It is late and we are walking back towards Liberty Plaza down the sidewalk on Broadway. When 50 feet ahead of us a few cops jumped out of a police car and grabbed our friend N. She was an organizer at Occupy Wall Street and it seemed clear that she had been singled out for arrest. We ran up to the police car she had been roughly shuffled into and tried to yell to her through a slightly opened window: “Anyone we can call for you? Anyone we can call?” Suddenly 10 officers are surrounding the car pushing us back, yelling over her as she tries to answer. A man with a camera was shoved violently to the side and his press pass grabbed. “We’re just trying to ask her if she wants us to call her family,” we said. They continued to push us away from the car, telling us to keep moving or be arrested as we continued to call out to our friend. Through all the yelling a line from one of the officers is clear: “You can’t talk to her, she’s a prisoner. Move along or you’ll be arrested.” We shuffled away, N. in the car behind us surrounded by officers. One of us nearly starts to cry: “It’s her birthday, I just wanted to see if there was anyone she wanted us to call.” We all try and remember when it stopped being allowed to make sure our friends are okay as they are arrested for walking down the street. When we started being referred to as prisoners. Read the Post A Day in the #OWS Movement: November 15th, 2011
Last week, The Root featured this video by Obatala Mawusi focusing on some black participants…
By Guest Contributor Jen Wang, cross-posted from Disgrasian

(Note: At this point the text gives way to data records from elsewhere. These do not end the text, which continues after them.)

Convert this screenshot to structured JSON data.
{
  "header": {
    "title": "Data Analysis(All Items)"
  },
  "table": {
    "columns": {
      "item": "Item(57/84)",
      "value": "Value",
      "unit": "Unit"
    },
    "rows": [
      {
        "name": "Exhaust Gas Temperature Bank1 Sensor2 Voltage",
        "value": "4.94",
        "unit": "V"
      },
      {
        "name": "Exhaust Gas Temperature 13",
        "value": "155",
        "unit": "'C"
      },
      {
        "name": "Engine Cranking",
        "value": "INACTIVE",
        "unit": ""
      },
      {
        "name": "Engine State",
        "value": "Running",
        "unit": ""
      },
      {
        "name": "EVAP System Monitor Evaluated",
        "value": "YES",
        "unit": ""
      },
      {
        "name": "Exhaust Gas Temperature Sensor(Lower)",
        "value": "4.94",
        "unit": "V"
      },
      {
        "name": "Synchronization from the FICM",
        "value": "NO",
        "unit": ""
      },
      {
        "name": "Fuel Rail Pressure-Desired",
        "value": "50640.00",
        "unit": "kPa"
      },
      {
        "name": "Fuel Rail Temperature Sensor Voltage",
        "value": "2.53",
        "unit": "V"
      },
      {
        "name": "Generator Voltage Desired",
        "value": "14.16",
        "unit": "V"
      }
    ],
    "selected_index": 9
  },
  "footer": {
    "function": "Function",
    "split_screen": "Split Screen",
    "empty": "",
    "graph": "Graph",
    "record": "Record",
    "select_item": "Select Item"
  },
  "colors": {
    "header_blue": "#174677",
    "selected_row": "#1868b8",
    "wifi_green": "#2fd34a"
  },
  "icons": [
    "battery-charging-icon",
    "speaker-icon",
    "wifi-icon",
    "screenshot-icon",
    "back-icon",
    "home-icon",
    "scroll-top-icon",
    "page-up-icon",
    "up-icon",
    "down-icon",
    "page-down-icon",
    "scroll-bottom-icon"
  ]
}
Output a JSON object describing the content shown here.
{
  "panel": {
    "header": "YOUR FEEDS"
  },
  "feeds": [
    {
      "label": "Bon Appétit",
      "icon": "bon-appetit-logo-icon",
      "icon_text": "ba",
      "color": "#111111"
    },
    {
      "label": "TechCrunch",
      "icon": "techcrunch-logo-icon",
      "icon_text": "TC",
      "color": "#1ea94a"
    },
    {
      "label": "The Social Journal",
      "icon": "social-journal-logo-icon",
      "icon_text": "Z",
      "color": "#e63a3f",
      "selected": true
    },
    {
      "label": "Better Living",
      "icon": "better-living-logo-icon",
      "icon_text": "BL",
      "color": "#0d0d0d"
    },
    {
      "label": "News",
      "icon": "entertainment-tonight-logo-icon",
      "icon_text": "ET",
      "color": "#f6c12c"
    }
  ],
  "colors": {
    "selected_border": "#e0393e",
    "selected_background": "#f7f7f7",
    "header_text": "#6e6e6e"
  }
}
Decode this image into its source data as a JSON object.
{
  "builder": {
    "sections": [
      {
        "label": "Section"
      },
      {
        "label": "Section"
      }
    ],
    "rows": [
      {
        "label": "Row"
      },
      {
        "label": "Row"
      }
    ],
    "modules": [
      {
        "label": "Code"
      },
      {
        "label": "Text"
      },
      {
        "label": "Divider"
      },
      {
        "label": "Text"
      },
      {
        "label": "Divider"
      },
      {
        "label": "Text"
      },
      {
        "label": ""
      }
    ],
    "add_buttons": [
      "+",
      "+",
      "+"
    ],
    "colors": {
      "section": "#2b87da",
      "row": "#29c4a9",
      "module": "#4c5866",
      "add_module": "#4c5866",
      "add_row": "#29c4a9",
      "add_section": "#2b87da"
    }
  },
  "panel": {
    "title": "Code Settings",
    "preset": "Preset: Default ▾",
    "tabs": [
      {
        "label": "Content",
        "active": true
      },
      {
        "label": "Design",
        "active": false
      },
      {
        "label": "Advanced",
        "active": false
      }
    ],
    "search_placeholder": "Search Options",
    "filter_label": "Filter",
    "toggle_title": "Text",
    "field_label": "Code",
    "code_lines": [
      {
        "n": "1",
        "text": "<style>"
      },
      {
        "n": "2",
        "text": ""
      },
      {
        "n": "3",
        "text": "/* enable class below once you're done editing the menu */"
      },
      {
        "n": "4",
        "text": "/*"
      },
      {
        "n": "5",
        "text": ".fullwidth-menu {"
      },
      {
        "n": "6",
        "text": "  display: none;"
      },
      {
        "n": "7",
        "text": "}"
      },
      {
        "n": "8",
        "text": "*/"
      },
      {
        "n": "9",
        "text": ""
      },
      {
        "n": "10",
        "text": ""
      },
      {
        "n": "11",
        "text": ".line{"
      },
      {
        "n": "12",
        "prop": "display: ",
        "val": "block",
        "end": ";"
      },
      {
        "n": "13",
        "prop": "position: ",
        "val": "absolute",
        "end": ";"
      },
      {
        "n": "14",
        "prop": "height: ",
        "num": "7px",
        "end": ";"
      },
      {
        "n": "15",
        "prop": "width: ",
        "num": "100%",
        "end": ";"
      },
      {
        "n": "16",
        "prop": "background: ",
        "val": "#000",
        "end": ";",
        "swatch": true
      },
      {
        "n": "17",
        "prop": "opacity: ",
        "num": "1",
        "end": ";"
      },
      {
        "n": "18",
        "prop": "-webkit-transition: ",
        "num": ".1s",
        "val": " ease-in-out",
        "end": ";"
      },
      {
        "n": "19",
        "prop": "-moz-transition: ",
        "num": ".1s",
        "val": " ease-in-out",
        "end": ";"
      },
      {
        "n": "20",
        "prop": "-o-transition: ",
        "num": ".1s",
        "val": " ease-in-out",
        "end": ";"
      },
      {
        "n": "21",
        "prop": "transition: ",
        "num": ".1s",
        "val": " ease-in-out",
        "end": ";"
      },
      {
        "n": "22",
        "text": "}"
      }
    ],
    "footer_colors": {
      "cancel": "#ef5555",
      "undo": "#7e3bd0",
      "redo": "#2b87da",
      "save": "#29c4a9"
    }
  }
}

The Chinese Progressive Association organizes low income and working class Chinese immigrants in San Francisco. Some of their youth members have come together to tell their stories in solidarity with the Occupy movement, and I keep seeing their photos shared on Facebook. Their stories are heartbreaking, enraging, depressing, and, at the same time, inspiring. These kids should be wallowing in despair but instead they’re still fighting for a better future for themselves and their families.
Jay breaks down OWS, and its hidden benefit. According to Jay: It reveals to us…